Eric Karabell: I can not say that a situation with damaged reserve has ever caused a riff for me, but mostly we see uneven trades – especially between a good and a bad team – that create friction and occasionally (and foolishly) end friendships. It’s a shame. It’s hard to prove secret cooperation, so it’s often better not to try.
Bowens: I used to play in a league with this unique scoring format. Fictitious things, really. Explosive games, for example, generated ridiculous points. Are you playing against Derrick Henry and he tears off a 50-yard touchdown run? OK, now you’re down with 70 points. Brutal. And that created some heated arguments about how the scoring structure favored certain players on the list. Yes, I do not play in that league anymore. Give me simple PPR or non-PPR scoring.
Mike Trout weighs in on the fantasy football game between Joc Pederson and Tommy Pham.
When team leaders disagree, how should commissioners deal with it?
Berry: Fast and fast. We used to make a segment on the podcast called “Hard Justice” where we would take a stand on just these types of situations. Get feedback from the league and make a decision and that should be the end of it. It can be discussed in the break. A league I’m in has a “competition committee” of three people (of which the commission is not a part) that people can appeal to if they do not like the commission’s decision. And there is an alternate to the committee if the dispute involves the commission or a member of the committee. The league has been together for many years and I have no problems with that system.
Clay: The best way to avoid drama is to have a clear set of rules ahead of the season. If someone finds an edge that is not a violation of the rules, it’s good for them. It’s called gamemanship. If it’s an edge that you feel should be illegal, it’s something that should be proposed as a change of rules out of season.
Tristan H. Cockcroft: that The Commissioner’s main role is to be fair, firm and fast with decisions. You will never reach consensus on anything rule-related, but your league mates will respect you the most if you check in with both parties involved in the dispute (plus everyone else affected by it), make a rational decision, and deliver it firmly.
How do you handle it when a team leader is trying to circumvent the rules?
Cockcroft People are looking for loopholes all the time. If it is not expressly stated in the Constitution, then I will make a fair assessment and, if necessary, we will consider or change this rule during the low season. Or, if it’s someone else in the commish’s chair, I’ll come up with that recommendation. If it’s a deliberate attempt to break the rules, it’s a zero tolerance thing you are disqualified / out. I also tell people who are looking for loopholes that the last thing they want is a 300-page constitution to read, so stop trying.
Bell: Play by the rules or do not play. The small exceptions are starting to be made, especially those initiated by some sneaky on the part of the team leader, these are no longer equal terms.
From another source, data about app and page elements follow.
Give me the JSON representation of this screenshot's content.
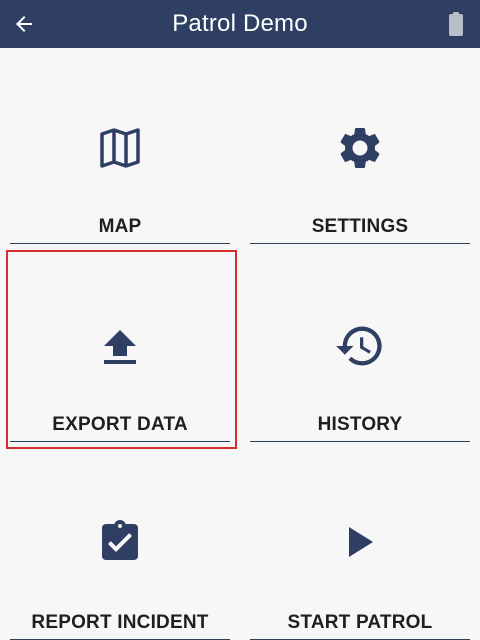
{
  "header": {
    "title": "Patrol Demo",
    "back_icon": "arrow-left-icon",
    "battery_icon": "battery-icon"
  },
  "menu": {
    "tiles": [
      {
        "label": "MAP",
        "icon": "map-icon"
      },
      {
        "label": "SETTINGS",
        "icon": "gear-icon"
      },
      {
        "label": "EXPORT DATA",
        "icon": "upload-icon"
      },
      {
        "label": "HISTORY",
        "icon": "history-icon"
      },
      {
        "label": "REPORT INCIDENT",
        "icon": "clipboard-check-icon"
      },
      {
        "label": "START PATROL",
        "icon": "play-icon"
      }
    ]
  },
  "colors": {
    "header_bg": "#2e3f63",
    "icon": "#2e3f63",
    "background": "#f7f7f7",
    "highlight": "#d32f2f"
  }
}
There may be unique scenarios or mitigating circumstances (a team leader’s health, family emergencies, etc.) that warrant sympathy and change of rules, but they are likely to be extremely rare.
moody: Being transparent is critical. The Commissioner should communicate his observations to the league and explain why there are certain rules and how it fits into the structure of the league. And do not wait until problems arise. If it is foreseeable, then it is best for a Commissioner to be proactive instead of reactive.
Carabell: Update the rulebook to close loopholes and ambiguities. And if a league starts to get out of control, well, there are plenty of other leagues to join. If I’m not enjoying a league, then it’s not worth it. Unless Mike Trout is running it. Then I would stay forever.
Farewell thoughts …
Carabell: There are too many things in this world to worry about and fantasy football should not be among them. Enjoy it. That’s what it’s for.